■ **EXERCISE OBJECTIVE**:
Write back each entry precisely as it is given.

[Interface dataset entries]
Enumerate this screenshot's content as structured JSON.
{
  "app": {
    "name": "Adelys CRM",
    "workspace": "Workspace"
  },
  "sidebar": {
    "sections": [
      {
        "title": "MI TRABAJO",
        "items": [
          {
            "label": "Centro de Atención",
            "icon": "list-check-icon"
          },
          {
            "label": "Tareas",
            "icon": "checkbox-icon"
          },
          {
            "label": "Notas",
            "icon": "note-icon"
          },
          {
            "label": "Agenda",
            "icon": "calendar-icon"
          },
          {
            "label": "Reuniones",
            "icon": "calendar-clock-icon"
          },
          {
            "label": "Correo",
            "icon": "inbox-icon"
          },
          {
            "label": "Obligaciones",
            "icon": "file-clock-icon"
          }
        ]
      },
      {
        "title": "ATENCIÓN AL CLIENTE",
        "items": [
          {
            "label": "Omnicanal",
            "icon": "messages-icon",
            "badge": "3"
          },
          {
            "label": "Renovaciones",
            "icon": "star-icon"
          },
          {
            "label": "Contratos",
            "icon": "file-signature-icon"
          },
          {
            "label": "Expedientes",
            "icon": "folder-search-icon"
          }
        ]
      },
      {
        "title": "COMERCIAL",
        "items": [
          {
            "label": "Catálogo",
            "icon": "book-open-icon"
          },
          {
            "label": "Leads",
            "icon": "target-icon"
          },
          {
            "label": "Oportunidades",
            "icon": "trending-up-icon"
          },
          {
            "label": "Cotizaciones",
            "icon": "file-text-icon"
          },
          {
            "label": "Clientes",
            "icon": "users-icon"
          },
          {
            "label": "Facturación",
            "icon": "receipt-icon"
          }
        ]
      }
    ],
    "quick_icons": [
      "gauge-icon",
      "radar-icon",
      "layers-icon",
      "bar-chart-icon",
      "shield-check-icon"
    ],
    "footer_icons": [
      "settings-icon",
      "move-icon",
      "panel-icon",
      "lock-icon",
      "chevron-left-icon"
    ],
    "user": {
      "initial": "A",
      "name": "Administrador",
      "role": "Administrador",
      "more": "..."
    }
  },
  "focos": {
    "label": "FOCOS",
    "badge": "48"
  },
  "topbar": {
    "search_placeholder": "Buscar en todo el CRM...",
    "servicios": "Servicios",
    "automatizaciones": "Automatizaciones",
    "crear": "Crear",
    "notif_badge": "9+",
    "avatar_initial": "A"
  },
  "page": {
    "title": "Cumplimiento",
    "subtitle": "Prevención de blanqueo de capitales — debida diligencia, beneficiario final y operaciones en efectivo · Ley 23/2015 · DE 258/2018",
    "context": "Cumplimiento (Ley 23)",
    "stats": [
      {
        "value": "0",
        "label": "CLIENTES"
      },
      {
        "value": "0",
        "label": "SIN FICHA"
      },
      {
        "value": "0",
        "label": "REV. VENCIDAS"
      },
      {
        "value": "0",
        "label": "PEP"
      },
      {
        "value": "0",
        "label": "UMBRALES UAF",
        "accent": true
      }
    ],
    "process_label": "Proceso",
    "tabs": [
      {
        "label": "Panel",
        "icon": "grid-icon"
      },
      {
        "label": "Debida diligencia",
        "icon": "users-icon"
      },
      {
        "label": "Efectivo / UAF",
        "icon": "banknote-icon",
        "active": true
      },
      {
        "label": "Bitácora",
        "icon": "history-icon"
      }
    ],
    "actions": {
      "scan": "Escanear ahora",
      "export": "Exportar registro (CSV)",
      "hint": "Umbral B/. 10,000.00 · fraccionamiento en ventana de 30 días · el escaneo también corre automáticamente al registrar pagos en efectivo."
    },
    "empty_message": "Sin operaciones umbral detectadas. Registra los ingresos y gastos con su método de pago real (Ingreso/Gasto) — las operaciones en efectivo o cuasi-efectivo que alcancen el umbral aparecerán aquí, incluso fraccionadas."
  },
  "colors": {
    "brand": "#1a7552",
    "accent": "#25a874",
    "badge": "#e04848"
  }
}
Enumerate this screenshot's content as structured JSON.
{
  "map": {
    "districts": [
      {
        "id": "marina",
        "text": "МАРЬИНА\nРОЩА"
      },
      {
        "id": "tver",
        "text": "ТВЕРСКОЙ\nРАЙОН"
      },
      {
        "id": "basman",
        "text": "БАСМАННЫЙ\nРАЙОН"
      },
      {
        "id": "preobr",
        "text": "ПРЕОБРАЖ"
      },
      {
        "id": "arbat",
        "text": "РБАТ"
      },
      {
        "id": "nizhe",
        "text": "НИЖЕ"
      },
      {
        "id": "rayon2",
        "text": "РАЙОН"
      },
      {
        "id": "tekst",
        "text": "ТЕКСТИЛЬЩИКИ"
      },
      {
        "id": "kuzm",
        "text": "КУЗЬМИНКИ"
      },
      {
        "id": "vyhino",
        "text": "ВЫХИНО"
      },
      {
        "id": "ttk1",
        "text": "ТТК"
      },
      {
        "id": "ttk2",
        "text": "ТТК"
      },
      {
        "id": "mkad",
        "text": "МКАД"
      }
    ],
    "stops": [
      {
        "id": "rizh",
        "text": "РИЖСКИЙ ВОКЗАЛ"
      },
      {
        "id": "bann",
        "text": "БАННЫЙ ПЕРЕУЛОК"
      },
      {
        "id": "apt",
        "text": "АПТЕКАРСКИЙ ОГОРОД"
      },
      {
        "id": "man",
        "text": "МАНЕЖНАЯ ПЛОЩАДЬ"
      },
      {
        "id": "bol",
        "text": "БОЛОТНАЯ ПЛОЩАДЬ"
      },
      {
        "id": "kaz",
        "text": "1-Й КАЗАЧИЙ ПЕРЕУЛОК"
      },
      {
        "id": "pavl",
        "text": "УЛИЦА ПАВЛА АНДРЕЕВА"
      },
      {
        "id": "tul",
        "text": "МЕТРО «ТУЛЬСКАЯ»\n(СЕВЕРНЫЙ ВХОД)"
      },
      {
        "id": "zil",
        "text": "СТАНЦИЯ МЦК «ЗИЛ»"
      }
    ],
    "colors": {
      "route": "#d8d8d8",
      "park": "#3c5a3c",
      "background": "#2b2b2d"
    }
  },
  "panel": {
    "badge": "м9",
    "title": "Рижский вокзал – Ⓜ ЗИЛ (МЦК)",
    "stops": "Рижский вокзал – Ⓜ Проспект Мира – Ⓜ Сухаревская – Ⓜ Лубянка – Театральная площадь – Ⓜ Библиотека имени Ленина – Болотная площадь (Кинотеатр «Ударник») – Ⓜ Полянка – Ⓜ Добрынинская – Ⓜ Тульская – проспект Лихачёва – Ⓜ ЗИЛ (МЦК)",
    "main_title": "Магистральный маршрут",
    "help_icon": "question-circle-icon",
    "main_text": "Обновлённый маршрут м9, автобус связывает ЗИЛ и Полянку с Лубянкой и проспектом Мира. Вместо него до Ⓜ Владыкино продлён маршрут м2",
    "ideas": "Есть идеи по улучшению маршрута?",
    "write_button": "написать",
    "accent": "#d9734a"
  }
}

■ **TASK OUTPUT**:
Enumerate this screenshot's content as structured JSON.
{
  "app": {
    "name": "Adelys CRM",
    "workspace": "Workspace"
  },
  "sidebar": {
    "sections": [
      {
        "title": "MI TRABAJO",
        "items": [
          {
            "label": "Centro de Atención",
            "icon": "list-check-icon"
          },
          {
            "label": "Tareas",
            "icon": "checkbox-icon"
          },
          {
            "label": "Notas",
            "icon": "note-icon"
          },
          {
            "label": "Agenda",
            "icon": "calendar-icon"
          },
          {
            "label": "Reuniones",
            "icon": "calendar-clock-icon"
          },
          {
            "label": "Correo",
            "icon": "inbox-icon"
          },
          {
            "label": "Obligaciones",
            "icon": "file-clock-icon"
          }
        ]
      },
      {
        "title": "ATENCIÓN AL CLIENTE",
        "items": [
          {
            "label": "Omnicanal",
            "icon": "messages-icon",
            "badge": "3"
          },
          {
            "label": "Renovaciones",
            "icon": "star-icon"
          },
          {
            "label": "Contratos",
            "icon": "file-signature-icon"
          },
          {
            "label": "Expedientes",
            "icon": "folder-search-icon"
          }
        ]
      },
      {
        "title": "COMERCIAL",
        "items": [
          {
            "label": "Catálogo",
            "icon": "book-open-icon"
          },
          {
            "label": "Leads",
            "icon": "target-icon"
          },
          {
            "label": "Oportunidades",
            "icon": "trending-up-icon"
          },
          {
            "label": "Cotizaciones",
            "icon": "file-text-icon"
          },
          {
            "label": "Clientes",
            "icon": "users-icon"
          },
          {
            "label": "Facturación",
            "icon": "receipt-icon"
          }
        ]
      }
    ],
    "quick_icons": [
      "gauge-icon",
      "radar-icon",
      "layers-icon",
      "bar-chart-icon",
      "shield-check-icon"
    ],
    "footer_icons": [
      "settings-icon",
      "move-icon",
      "panel-icon",
      "lock-icon",
      "chevron-left-icon"
    ],
    "user": {
      "initial": "A",
      "name": "Administrador",
      "role": "Administrador",
      "more": "..."
    }
  },
  "focos": {
    "label": "FOCOS",
    "badge": "48"
  },
  "topbar": {
    "search_placeholder": "Buscar en todo el CRM...",
    "servicios": "Servicios",
    "automatizaciones": "Automatizaciones",
    "crear": "Crear",
    "notif_badge": "9+",
    "avatar_initial": "A"
  },
  "page": {
    "title": "Cumplimiento",
    "subtitle": "Prevención de blanqueo de capitales — debida diligencia, beneficiario final y operaciones en efectivo · Ley 23/2015 · DE 258/2018",
    "context": "Cumplimiento (Ley 23)",
    "stats": [
      {
        "value": "0",
        "label": "CLIENTES"
      },
      {
        "value": "0",
        "label": "SIN FICHA"
      },
      {
        "value": "0",
        "label": "REV. VENCIDAS"
      },
      {
        "value": "0",
        "label": "PEP"
      },
      {
        "value": "0",
        "label": "UMBRALES UAF",
        "accent": true
      }
    ],
    "process_label": "Proceso",
    "tabs": [
      {
        "label": "Panel",
        "icon": "grid-icon"
      },
      {
        "label": "Debida diligencia",
        "icon": "users-icon"
      },
      {
        "label": "Efectivo / UAF",
        "icon": "banknote-icon",
        "active": true
      },
      {
        "label": "Bitácora",
        "icon": "history-icon"
      }
    ],
    "actions": {
      "scan": "Escanear ahora",
      "export": "Exportar registro (CSV)",
      "hint": "Umbral B/. 10,000.00 · fraccionamiento en ventana de 30 días · el escaneo también corre automáticamente al registrar pagos en efectivo."
    },
    "empty_message": "Sin operaciones umbral detectadas. Registra los ingresos y gastos con su método de pago real (Ingreso/Gasto) — las operaciones en efectivo o cuasi-efectivo que alcancen el umbral aparecerán aquí, incluso fraccionadas."
  },
  "colors": {
    "brand": "#1a7552",
    "accent": "#25a874",
    "badge": "#e04848"
  }
}
Enumerate this screenshot's content as structured JSON.
{
  "map": {
    "districts": [
      {
        "id": "marina",
        "text": "МАРЬИНА\nРОЩА"
      },
      {
        "id": "tver",
        "text": "ТВЕРСКОЙ\nРАЙОН"
      },
      {
        "id": "basman",
        "text": "БАСМАННЫЙ\nРАЙОН"
      },
      {
        "id": "preobr",
        "text": "ПРЕОБРАЖ"
      },
      {
        "id": "arbat",
        "text": "РБАТ"
      },
      {
        "id": "nizhe",
        "text": "НИЖЕ"
      },
      {
        "id": "rayon2",
        "text": "РАЙОН"
      },
      {
        "id": "tekst",
        "text": "ТЕКСТИЛЬЩИКИ"
      },
      {
        "id": "kuzm",
        "text": "КУЗЬМИНКИ"
      },
      {
        "id": "vyhino",
        "text": "ВЫХИНО"
      },
      {
        "id": "ttk1",
        "text": "ТТК"
      },
      {
        "id": "ttk2",
        "text": "ТТК"
      },
      {
        "id": "mkad",
        "text": "МКАД"
      }
    ],
    "stops": [
      {
        "id": "rizh",
        "text": "РИЖСКИЙ ВОКЗАЛ"
      },
      {
        "id": "bann",
        "text": "БАННЫЙ ПЕРЕУЛОК"
      },
      {
        "id": "apt",
        "text": "АПТЕКАРСКИЙ ОГОРОД"
      },
      {
        "id": "man",
        "text": "МАНЕЖНАЯ ПЛОЩАДЬ"
      },
      {
        "id": "bol",
        "text": "БОЛОТНАЯ ПЛОЩАДЬ"
      },
      {
        "id": "kaz",
        "text": "1-Й КАЗАЧИЙ ПЕРЕУЛОК"
      },
      {
        "id": "pavl",
        "text": "УЛИЦА ПАВЛА АНДРЕЕВА"
      },
      {
        "id": "tul",
        "text": "МЕТРО «ТУЛЬСКАЯ»\n(СЕВЕРНЫЙ ВХОД)"
      },
      {
        "id": "zil",
        "text": "СТАНЦИЯ МЦК «ЗИЛ»"
      }
    ],
    "colors": {
      "route": "#d8d8d8",
      "park": "#3c5a3c",
      "background": "#2b2b2d"
    }
  },
  "panel": {
    "badge": "м9",
    "title": "Рижский вокзал – Ⓜ ЗИЛ (МЦК)",
    "stops": "Рижский вокзал – Ⓜ Проспект Мира – Ⓜ Сухаревская – Ⓜ Лубянка – Театральная площадь – Ⓜ Библиотека имени Ленина – Болотная площадь (Кинотеатр «Ударник») – Ⓜ Полянка – Ⓜ Добрынинская – Ⓜ Тульская – проспект Лихачёва – Ⓜ ЗИЛ (МЦК)",
    "main_title": "Магистральный маршрут",
    "help_icon": "question-circle-icon",
    "main_text": "Обновлённый маршрут м9, автобус связывает ЗИЛ и Полянку с Лубянкой и проспектом Мира. Вместо него до Ⓜ Владыкино продлён маршрут м2",
    "ideas": "Есть идеи по улучшению маршрута?",
    "write_button": "написать",
    "accent": "#d9734a"
  }
}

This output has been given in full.